Could you count the lines below that include the word "list" and give only the number?

Excerpts from a dataset:

= = =

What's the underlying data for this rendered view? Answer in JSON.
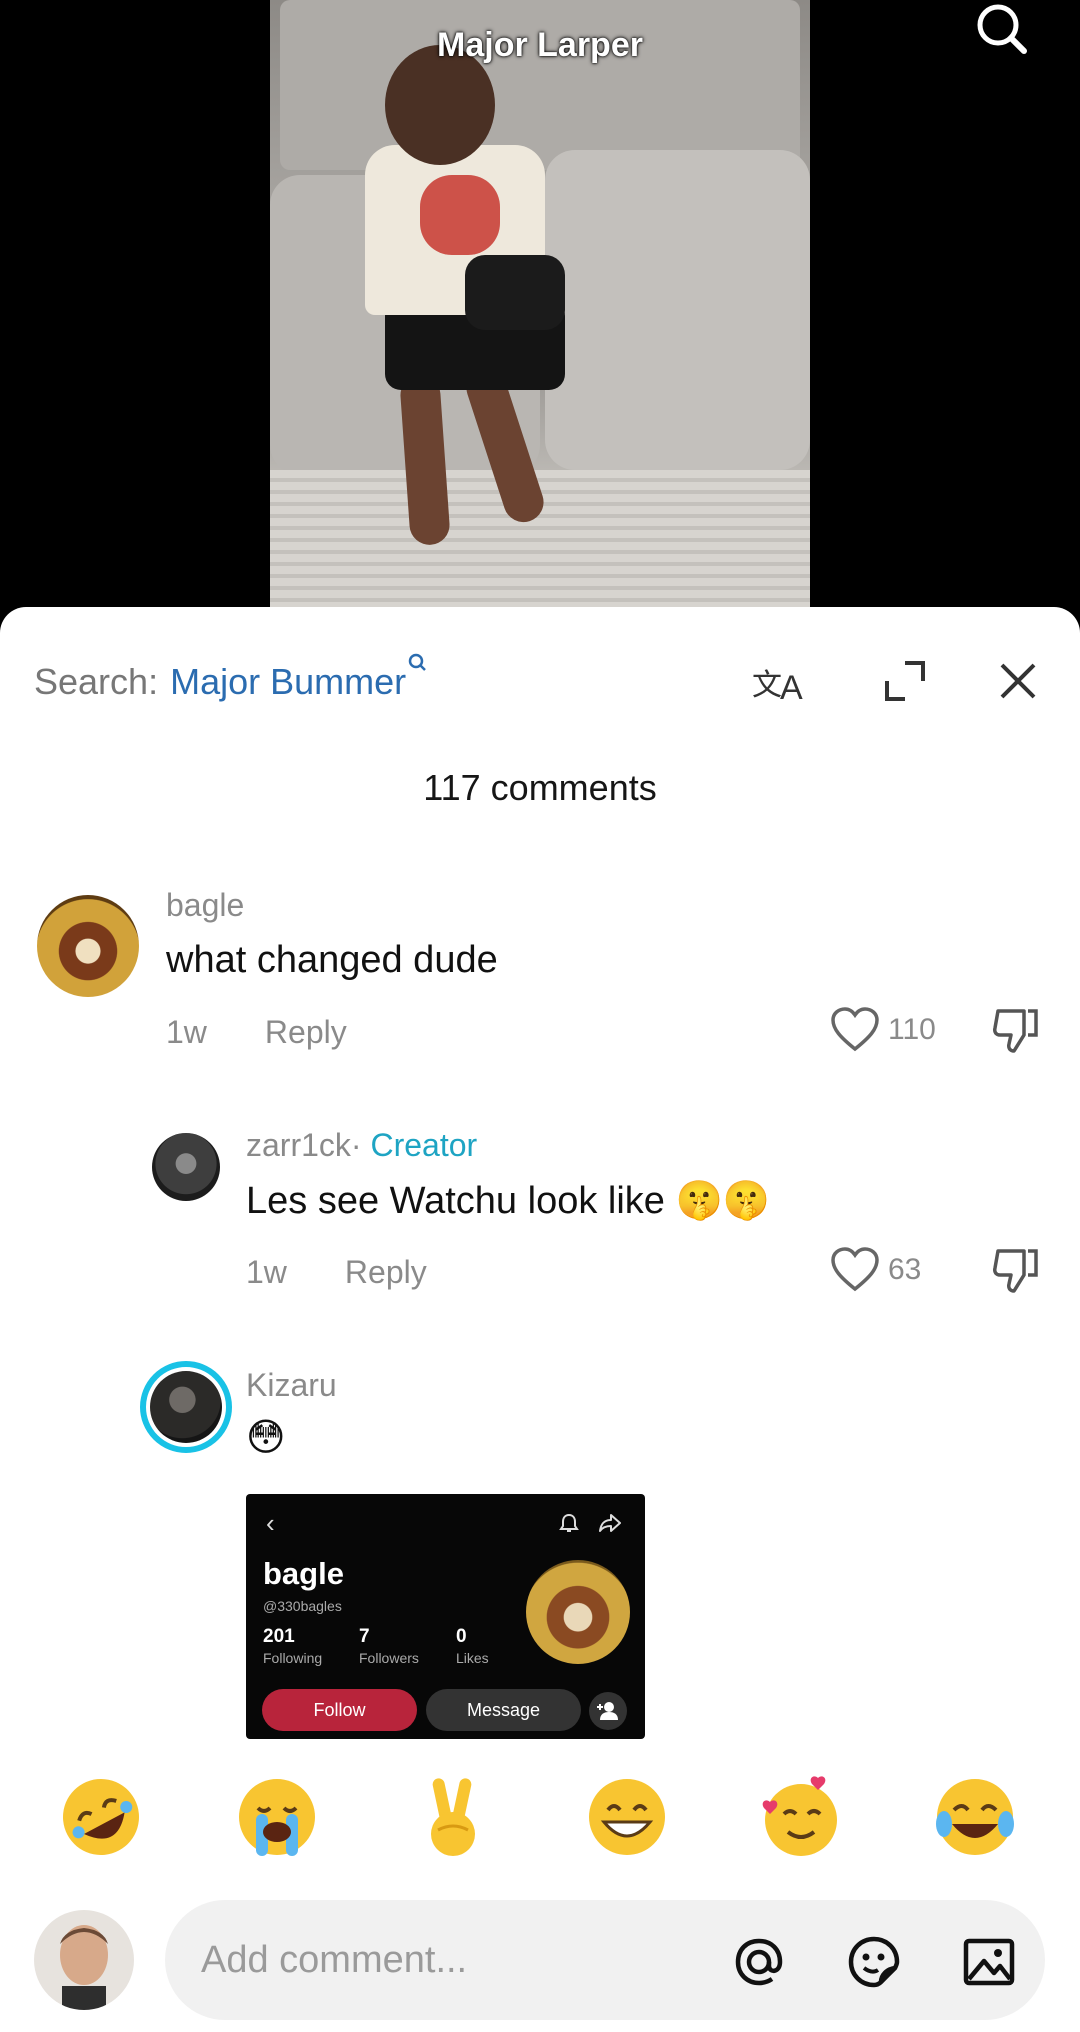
{
  "video": {
    "title": "Major Larper"
  },
  "sheet": {
    "search_prefix": "Search:",
    "search_term": "Major Bummer",
    "comment_count": "117 comments"
  },
  "comments": [
    {
      "username": "bagle",
      "text": "what changed dude",
      "time": "1w",
      "reply_label": "Reply",
      "likes": "110"
    },
    {
      "username": "zarr1ck",
      "separator": "·",
      "badge": "Creator",
      "text": "Les see Watchu look like 🤫🤫",
      "time": "1w",
      "reply_label": "Reply",
      "likes": "63"
    },
    {
      "username": "Kizaru",
      "text": "😳"
    }
  ],
  "attachment": {
    "name": "bagle",
    "handle": "@330bagles",
    "following": "201",
    "following_label": "Following",
    "followers": "7",
    "followers_label": "Followers",
    "likes": "0",
    "likes_label": "Likes",
    "follow_label": "Follow",
    "message_label": "Message"
  },
  "quick_emojis": [
    "🤣",
    "😭",
    "✌️",
    "😁",
    "🥰",
    "😂"
  ],
  "composer": {
    "placeholder": "Add comment..."
  },
  "colors": {
    "link_blue": "#2b6cb0",
    "creator_teal": "#1ea4c3",
    "follow_red": "#b8243b",
    "story_ring": "#19c2e6"
  },
  "icons": [
    "search-icon",
    "translate-icon",
    "expand-icon",
    "close-icon",
    "heart-icon",
    "dislike-icon",
    "mention-icon",
    "sticker-icon",
    "image-icon"
  ]
}
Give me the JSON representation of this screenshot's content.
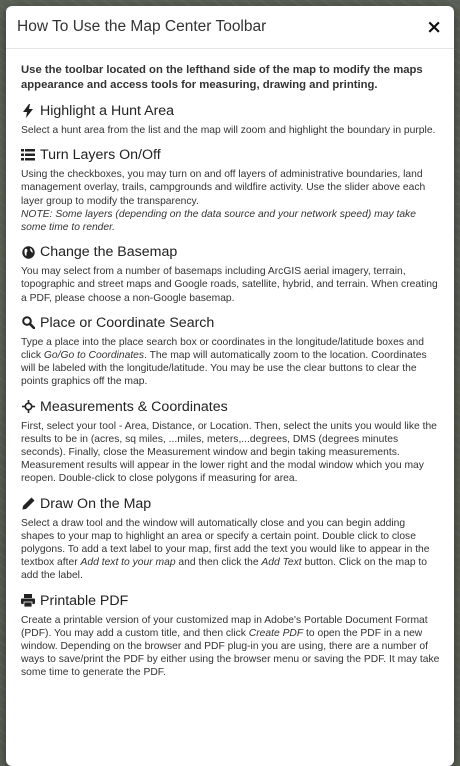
{
  "modal": {
    "title": "How To Use the Map Center Toolbar",
    "close_label": "×",
    "intro": "Use the toolbar located on the lefthand side of the map to modify the maps appearance and access tools for measuring, drawing and printing."
  },
  "sections": {
    "hunt": {
      "icon": "bolt-icon",
      "heading": "Highlight a Hunt Area",
      "text": "Select a hunt area from the list and the map will zoom and highlight the boundary in purple."
    },
    "layers": {
      "icon": "list-icon",
      "heading": "Turn Layers On/Off",
      "text": "Using the checkboxes, you may turn on and off layers of administrative boundaries, land management overlay, trails, campgrounds and wildfire activity. Use the slider above each layer group to modify the transparency.",
      "note": "NOTE: Some layers (depending on the data source and your network speed) may take some time to render."
    },
    "basemap": {
      "icon": "globe-icon",
      "heading": "Change the Basemap",
      "text": "You may select from a number of basemaps including ArcGIS aerial imagery, terrain, topographic and street maps and Google roads, satellite, hybrid, and terrain. When creating a PDF, please choose a non-Google basemap."
    },
    "search": {
      "icon": "search-icon",
      "heading": "Place or Coordinate Search",
      "text_1": "Type a place into the place search box or coordinates in the longitude/latitude boxes and click ",
      "em_1": "Go/Go to Coordinates",
      "text_2": ". The map will automatically zoom to the location. Coordinates will be labeled with the longitude/latitude. You may be use the clear buttons to clear the points graphics off the map."
    },
    "measure": {
      "icon": "crosshair-icon",
      "heading": "Measurements & Coordinates",
      "text": "First, select your tool - Area, Distance, or Location. Then, select the units you would like the results to be in (acres, sq miles, ...miles, meters,...degrees, DMS (degrees minutes seconds). Finally, close the Measurement window and begin taking measurements. Measurement results will appear in the lower right and the modal window which you may reopen. Double-click to close polygons if measuring for area."
    },
    "draw": {
      "icon": "pencil-icon",
      "heading": "Draw On the Map",
      "text_1": "Select a draw tool and the window will automatically close and you can begin adding shapes to your map to highlight an area or specify a certain point. Double click to close polygons. To add a text label to your map, first add the text you would like to appear in the textbox after ",
      "em_1": "Add text to your map",
      "text_2": " and then click the ",
      "em_2": "Add Text",
      "text_3": " button. Click on the map to add the label."
    },
    "print": {
      "icon": "print-icon",
      "heading": "Printable PDF",
      "text_1": "Create a printable version of your customized map in Adobe's Portable Document Format (PDF). You may add a custom title, and then click ",
      "em_1": "Create PDF",
      "text_2": " to open the PDF in a new window. Depending on the browser and PDF plug-in you are using, there are a number of ways to save/print the PDF by either using the browser menu or saving the PDF. It may take some time to generate the PDF."
    }
  }
}
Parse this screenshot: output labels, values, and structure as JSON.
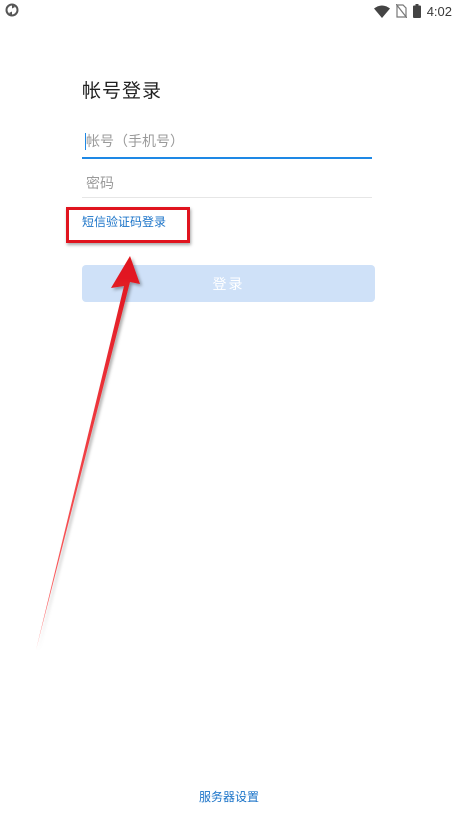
{
  "status_bar": {
    "time": "4:02",
    "left_icon": "sync-icon",
    "icons": [
      "wifi-icon",
      "no-sim-icon",
      "battery-icon"
    ]
  },
  "login": {
    "title": "帐号登录",
    "account_placeholder": "帐号（手机号）",
    "account_value": "",
    "password_placeholder": "密码",
    "password_value": "",
    "sms_login_link": "短信验证码登录",
    "login_button": "登录"
  },
  "footer": {
    "server_settings": "服务器设置"
  },
  "colors": {
    "accent": "#1e88e5",
    "link": "#1a73c8",
    "button_disabled": "#cfe1f8",
    "annotation_red": "#e0141e"
  }
}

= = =

Solution below: 2